### What you need to do
The answer should be one number, the count of lines in the data with "промо".
━━━━━ Data section ━━━━━
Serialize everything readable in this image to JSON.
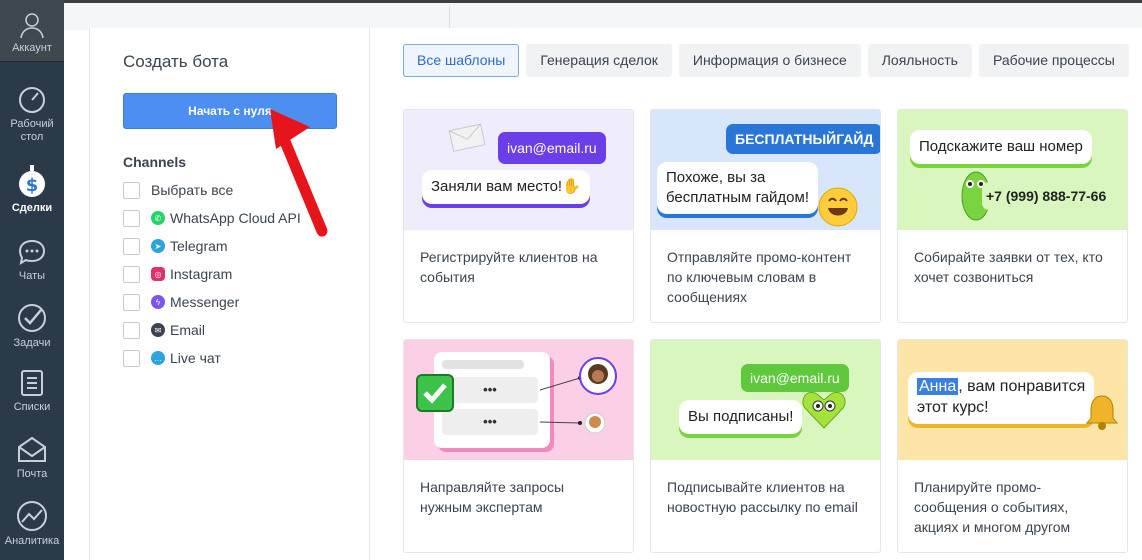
{
  "sidebar": {
    "items": [
      {
        "label": "Аккаунт",
        "icon": "account-icon"
      },
      {
        "label": "Рабочий стол",
        "icon": "dashboard-icon"
      },
      {
        "label": "Сделки",
        "icon": "deals-icon"
      },
      {
        "label": "Чаты",
        "icon": "chat-icon"
      },
      {
        "label": "Задачи",
        "icon": "tasks-icon"
      },
      {
        "label": "Списки",
        "icon": "lists-icon"
      },
      {
        "label": "Почта",
        "icon": "mail-icon"
      },
      {
        "label": "Аналитика",
        "icon": "analytics-icon"
      }
    ]
  },
  "modal": {
    "title": "Создать бота",
    "start_button": "Начать с нуля",
    "channels_heading": "Channels",
    "channels": [
      {
        "label": "Выбрать все"
      },
      {
        "label": "WhatsApp Cloud API",
        "icon": "whatsapp-icon",
        "color": "#25d366"
      },
      {
        "label": "Telegram",
        "icon": "telegram-icon",
        "color": "#2aa3df"
      },
      {
        "label": "Instagram",
        "icon": "instagram-icon",
        "color": "#e1306c"
      },
      {
        "label": "Messenger",
        "icon": "messenger-icon",
        "color": "#7b54f2"
      },
      {
        "label": "Email",
        "icon": "email-icon",
        "color": "#3b4450"
      },
      {
        "label": "Live чат",
        "icon": "live-chat-icon",
        "color": "#2aa3df"
      }
    ]
  },
  "tabs": [
    "Все шаблоны",
    "Генерация сделок",
    "Информация о бизнесе",
    "Лояльность",
    "Рабочие процессы"
  ],
  "cards": [
    {
      "bubble_tag": "ivan@email.ru",
      "bubble_text": "Заняли вам место!",
      "description": "Регистрируйте клиентов на события"
    },
    {
      "bubble_tag": "БЕСПЛАТНЫЙГАЙД",
      "bubble_line1": "Похоже, вы за",
      "bubble_line2": "бесплатным гайдом!",
      "description": "Отправляйте промо-контент по ключевым словам в сообщениях"
    },
    {
      "bubble_text": "Подскажите ваш номер",
      "bubble_tag": "+7 (999) 888-77-66",
      "description": "Собирайте заявки от тех, кто хочет созвониться"
    },
    {
      "dots": "•••",
      "description": "Направляйте запросы нужным экспертам"
    },
    {
      "bubble_tag": "ivan@email.ru",
      "bubble_text": "Вы подписаны!",
      "description": "Подписывайте клиентов на новостную рассылку по email"
    },
    {
      "name_highlight": "Анна",
      "bubble_rest": ", вам понравится",
      "bubble_line2": "этот курс!",
      "description": "Планируйте промо-сообщения о событиях, акциях и многом другом"
    }
  ],
  "colors": {
    "sidebar_bg": "#2a3a48",
    "primary_button": "#4c8ff0",
    "active_tab_border": "#7aa9ea",
    "arrow": "#e8141c"
  }
}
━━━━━
### Expected answer
2